Summary: The Apache Hills launch is a large, clean ramp at the back of a neighborhood along the shores of a flood-ravaged Lake Somerville. It’s a popular spot for the friendly locals. The cove makes for a nasty paddle when the wind kicks up, but you can access some creeks and shoreline at the mouth of the cove for a sheltered paddle. Wildlife was surprisingly quiet when I went in mid-spring, but the scenery was beautiful when the sun saw fit to shine through moody clouds.
I’ve often overlooked Lake Somerville as a paddling destination due to what appears to be a lack of cover if it’s viewed from Google Maps. There is a lot of open water, but not much cover. Mother Nature made me the fool when I put this hypothesis to the test on April Fools’ Day in 2017.
Summary: If you’re looking for a short paddle through sheltered waters with plenty of wildlife, I highly recommend launching at Hugo Point. If the weather permits, you can also venture into some of the surrounding, bigger waters for more marsh to discover. The safety and quality of the launch site at Hugo Point Park is top-notch, and you can enjoy a pleasant day on the water without worrying about coming back to your windows being broken.
Part one of this series began with a discussion about researching forums and blogs and state-level bowfishing regulations. Part two continued to discuss finding launch sites. Check them out if you missed them.
I find that local regulations are the greatest impediment to launching a kayak and shooting fish. Therefore, it would make sense for this to be the first step in finding a new place to bowfish – except you have to narrow down where to launch before you can look for local regulations.
Part one of this series began with a discussion about researching forums and blogs and state-level bowfishing regulations.
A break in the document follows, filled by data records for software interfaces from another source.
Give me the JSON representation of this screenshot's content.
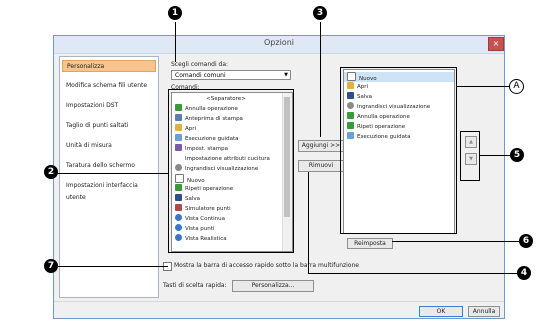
{
  "dialog": {
    "title": "Opzioni",
    "close_glyph": "×"
  },
  "sidebar": {
    "items": [
      {
        "label": "Personalizza",
        "selected": true
      },
      {
        "label": "Modifica schema fili utente"
      },
      {
        "label": "Impostazioni DST"
      },
      {
        "label": "Taglio di punti saltati"
      },
      {
        "label": "Unità di misura"
      },
      {
        "label": "Taratura dello schermo"
      },
      {
        "label": "Impostazioni interfaccia utente"
      }
    ]
  },
  "commands": {
    "choose_label": "Scegli comandi da:",
    "choose_value": "Comandi comuni",
    "list_label": "Comandi:",
    "items": [
      {
        "label": "<Separatore>",
        "icon": "none"
      },
      {
        "label": "Annulla operazione",
        "icon": "undo-icon"
      },
      {
        "label": "Anteprima di stampa",
        "icon": "print-preview-icon"
      },
      {
        "label": "Apri",
        "icon": "folder-icon"
      },
      {
        "label": "Esecuzione guidata",
        "icon": "wizard-icon"
      },
      {
        "label": "Impost. stampa",
        "icon": "print-setup-icon"
      },
      {
        "label": "Impostazione attributi cucitura",
        "icon": "none"
      },
      {
        "label": "Ingrandisci visualizzazione",
        "icon": "zoom-icon"
      },
      {
        "label": "Nuovo",
        "icon": "new-doc-icon"
      },
      {
        "label": "Ripeti operazione",
        "icon": "redo-icon"
      },
      {
        "label": "Salva",
        "icon": "save-icon"
      },
      {
        "label": "Simulatore punti",
        "icon": "simulator-icon"
      },
      {
        "label": "Vista Continua",
        "icon": "view-icon"
      },
      {
        "label": "Vista punti",
        "icon": "view-icon"
      },
      {
        "label": "Vista Realistica",
        "icon": "view-icon"
      }
    ]
  },
  "buttons": {
    "add": "Aggiungi >>",
    "remove": "Rimuovi",
    "reset": "Reimposta",
    "customize": "Personalizza...",
    "ok": "OK",
    "cancel": "Annulla",
    "up_glyph": "▲",
    "down_glyph": "▼"
  },
  "quick_access": {
    "items": [
      {
        "label": "Nuovo",
        "icon": "new-doc-icon"
      },
      {
        "label": "Apri",
        "icon": "folder-icon"
      },
      {
        "label": "Salva",
        "icon": "save-icon"
      },
      {
        "label": "Ingrandisci visualizzazione",
        "icon": "zoom-icon"
      },
      {
        "label": "Annulla operazione",
        "icon": "undo-icon"
      },
      {
        "label": "Ripeti operazione",
        "icon": "redo-icon"
      },
      {
        "label": "Esecuzione guidata",
        "icon": "wizard-icon"
      }
    ]
  },
  "checkbox": {
    "label": "Mostra la barra di accesso rapido sotto la barra multifunzione",
    "checked": false
  },
  "shortcuts_label": "Tasti di scelta rapida:",
  "callouts": {
    "c1": "1",
    "c2": "2",
    "c3": "3",
    "c4": "4",
    "c5": "5",
    "c6": "6",
    "c7": "7",
    "cA": "A"
  }
}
Kayaks and canoes have a few advantages over power boats, and the biggest one is the ability to launch almost anywhere that land meets water (though we’ll see that local regulations are a big impediment to that later in this series). Paddlers refer to these as “launch sites” and you can find a huge database of them mapped out at paddling.com.
Map of kayak and canoe launch points across North America on paddling.com.
Like many sportsmen, I pass a lot of time during the week getting excited for my next weekend adventure, or planning the next outdoor vacation. For all the time we spend in backwaters, we spend even more dreaming of it. It’s part of the fun. This also means that we get pretty good at researching things like maps and weather.
In this four-post series I want to share how I plan kayak bowfishing trips and the tools I use for it. A few notes before I begin:
- While the title here contains “kayak bowfishing,” this information will be useful for any paddling, any bowfishing, and anywhere the two overlap.
- This post DOES cover how to research regulations, plan for a safe paddle, and where to launch your paddlecraft.
- This post DOES NOT cover where to find fish – that part of the battle is more hard-earned than reading about it online!